◆ **Action item**: Restate all the data exactly, so that each line is the same as before.

◆ **Source data**:
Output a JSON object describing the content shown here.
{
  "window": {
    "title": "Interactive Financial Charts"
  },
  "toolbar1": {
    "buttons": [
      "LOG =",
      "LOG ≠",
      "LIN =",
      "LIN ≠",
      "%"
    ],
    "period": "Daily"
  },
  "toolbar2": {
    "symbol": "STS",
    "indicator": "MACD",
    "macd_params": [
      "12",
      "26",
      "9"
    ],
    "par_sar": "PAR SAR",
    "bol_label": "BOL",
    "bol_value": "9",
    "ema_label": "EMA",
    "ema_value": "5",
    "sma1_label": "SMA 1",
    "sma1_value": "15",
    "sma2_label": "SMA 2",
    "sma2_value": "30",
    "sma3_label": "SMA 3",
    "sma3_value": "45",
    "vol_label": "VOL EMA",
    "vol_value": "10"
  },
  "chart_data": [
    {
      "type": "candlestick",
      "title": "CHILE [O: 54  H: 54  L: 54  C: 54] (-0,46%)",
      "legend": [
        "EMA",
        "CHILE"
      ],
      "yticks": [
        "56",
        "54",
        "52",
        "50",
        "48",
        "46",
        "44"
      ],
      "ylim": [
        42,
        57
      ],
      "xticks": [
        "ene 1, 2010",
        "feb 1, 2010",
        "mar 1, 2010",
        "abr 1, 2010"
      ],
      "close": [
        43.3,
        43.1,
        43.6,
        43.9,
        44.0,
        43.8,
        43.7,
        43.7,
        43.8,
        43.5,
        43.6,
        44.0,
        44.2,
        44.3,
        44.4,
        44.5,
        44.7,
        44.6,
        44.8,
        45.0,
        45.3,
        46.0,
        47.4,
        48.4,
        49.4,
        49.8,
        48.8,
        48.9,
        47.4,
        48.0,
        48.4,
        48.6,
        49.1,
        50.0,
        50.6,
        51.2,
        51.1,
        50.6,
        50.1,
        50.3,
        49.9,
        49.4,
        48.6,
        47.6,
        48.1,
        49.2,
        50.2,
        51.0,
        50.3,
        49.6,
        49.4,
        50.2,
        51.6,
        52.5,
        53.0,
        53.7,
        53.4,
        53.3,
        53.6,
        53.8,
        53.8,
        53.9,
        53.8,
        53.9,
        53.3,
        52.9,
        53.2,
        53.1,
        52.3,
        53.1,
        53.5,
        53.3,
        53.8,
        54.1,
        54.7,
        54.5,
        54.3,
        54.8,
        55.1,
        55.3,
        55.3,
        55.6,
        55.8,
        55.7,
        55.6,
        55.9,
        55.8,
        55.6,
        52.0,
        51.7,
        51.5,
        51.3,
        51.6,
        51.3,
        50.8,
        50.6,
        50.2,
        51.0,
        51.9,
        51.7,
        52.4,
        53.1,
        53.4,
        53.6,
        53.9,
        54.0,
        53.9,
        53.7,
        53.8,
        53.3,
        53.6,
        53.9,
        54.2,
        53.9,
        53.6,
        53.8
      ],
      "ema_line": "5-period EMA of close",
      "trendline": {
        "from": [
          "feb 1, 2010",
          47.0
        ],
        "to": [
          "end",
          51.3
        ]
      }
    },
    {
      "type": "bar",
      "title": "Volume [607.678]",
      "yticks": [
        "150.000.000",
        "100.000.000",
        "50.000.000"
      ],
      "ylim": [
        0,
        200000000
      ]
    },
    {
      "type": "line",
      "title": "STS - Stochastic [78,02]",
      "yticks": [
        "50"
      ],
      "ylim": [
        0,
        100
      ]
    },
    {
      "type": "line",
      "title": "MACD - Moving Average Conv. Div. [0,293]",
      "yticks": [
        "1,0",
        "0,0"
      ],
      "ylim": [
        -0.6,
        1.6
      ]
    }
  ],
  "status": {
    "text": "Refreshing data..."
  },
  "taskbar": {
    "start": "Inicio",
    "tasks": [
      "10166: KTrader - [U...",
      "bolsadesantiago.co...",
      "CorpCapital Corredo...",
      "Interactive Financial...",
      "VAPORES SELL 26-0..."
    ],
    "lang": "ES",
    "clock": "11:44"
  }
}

◆ **Result of this task**:
Output a JSON object describing the content shown here.
{
  "window": {
    "title": "Interactive Financial Charts"
  },
  "toolbar1": {
    "buttons": [
      "LOG =",
      "LOG ≠",
      "LIN =",
      "LIN ≠",
      "%"
    ],
    "period": "Daily"
  },
  "toolbar2": {
    "symbol": "STS",
    "indicator": "MACD",
    "macd_params": [
      "12",
      "26",
      "9"
    ],
    "par_sar": "PAR SAR",
    "bol_label": "BOL",
    "bol_value": "9",
    "ema_label": "EMA",
    "ema_value": "5",
    "sma1_label": "SMA 1",
    "sma1_value": "15",
    "sma2_label": "SMA 2",
    "sma2_value": "30",
    "sma3_label": "SMA 3",
    "sma3_value": "45",
    "vol_label": "VOL EMA",
    "vol_value": "10"
  },
  "chart_data": [
    {
      "type": "candlestick",
      "title": "CHILE [O: 54  H: 54  L: 54  C: 54] (-0,46%)",
      "legend": [
        "EMA",
        "CHILE"
      ],
      "yticks": [
        "56",
        "54",
        "52",
        "50",
        "48",
        "46",
        "44"
      ],
      "ylim": [
        42,
        57
      ],
      "xticks": [
        "ene 1, 2010",
        "feb 1, 2010",
        "mar 1, 2010",
        "abr 1, 2010"
      ],
      "close": [
        43.3,
        43.1,
        43.6,
        43.9,
        44.0,
        43.8,
        43.7,
        43.7,
        43.8,
        43.5,
        43.6,
        44.0,
        44.2,
        44.3,
        44.4,
        44.5,
        44.7,
        44.6,
        44.8,
        45.0,
        45.3,
        46.0,
        47.4,
        48.4,
        49.4,
        49.8,
        48.8,
        48.9,
        47.4,
        48.0,
        48.4,
        48.6,
        49.1,
        50.0,
        50.6,
        51.2,
        51.1,
        50.6,
        50.1,
        50.3,
        49.9,
        49.4,
        48.6,
        47.6,
        48.1,
        49.2,
        50.2,
        51.0,
        50.3,
        49.6,
        49.4,
        50.2,
        51.6,
        52.5,
        53.0,
        53.7,
        53.4,
        53.3,
        53.6,
        53.8,
        53.8,
        53.9,
        53.8,
        53.9,
        53.3,
        52.9,
        53.2,
        53.1,
        52.3,
        53.1,
        53.5,
        53.3,
        53.8,
        54.1,
        54.7,
        54.5,
        54.3,
        54.8,
        55.1,
        55.3,
        55.3,
        55.6,
        55.8,
        55.7,
        55.6,
        55.9,
        55.8,
        55.6,
        52.0,
        51.7,
        51.5,
        51.3,
        51.6,
        51.3,
        50.8,
        50.6,
        50.2,
        51.0,
        51.9,
        51.7,
        52.4,
        53.1,
        53.4,
        53.6,
        53.9,
        54.0,
        53.9,
        53.7,
        53.8,
        53.3,
        53.6,
        53.9,
        54.2,
        53.9,
        53.6,
        53.8
      ],
      "ema_line": "5-period EMA of close",
      "trendline": {
        "from": [
          "feb 1, 2010",
          47.0
        ],
        "to": [
          "end",
          51.3
        ]
      }
    },
    {
      "type": "bar",
      "title": "Volume [607.678]",
      "yticks": [
        "150.000.000",
        "100.000.000",
        "50.000.000"
      ],
      "ylim": [
        0,
        200000000
      ]
    },
    {
      "type": "line",
      "title": "STS - Stochastic [78,02]",
      "yticks": [
        "50"
      ],
      "ylim": [
        0,
        100
      ]
    },
    {
      "type": "line",
      "title": "MACD - Moving Average Conv. Div. [0,293]",
      "yticks": [
        "1,0",
        "0,0"
      ],
      "ylim": [
        -0.6,
        1.6
      ]
    }
  ],
  "status": {
    "text": "Refreshing data..."
  },
  "taskbar": {
    "start": "Inicio",
    "tasks": [
      "10166: KTrader - [U...",
      "bolsadesantiago.co...",
      "CorpCapital Corredo...",
      "Interactive Financial...",
      "VAPORES SELL 26-0..."
    ],
    "lang": "ES",
    "clock": "11:44"
  }
}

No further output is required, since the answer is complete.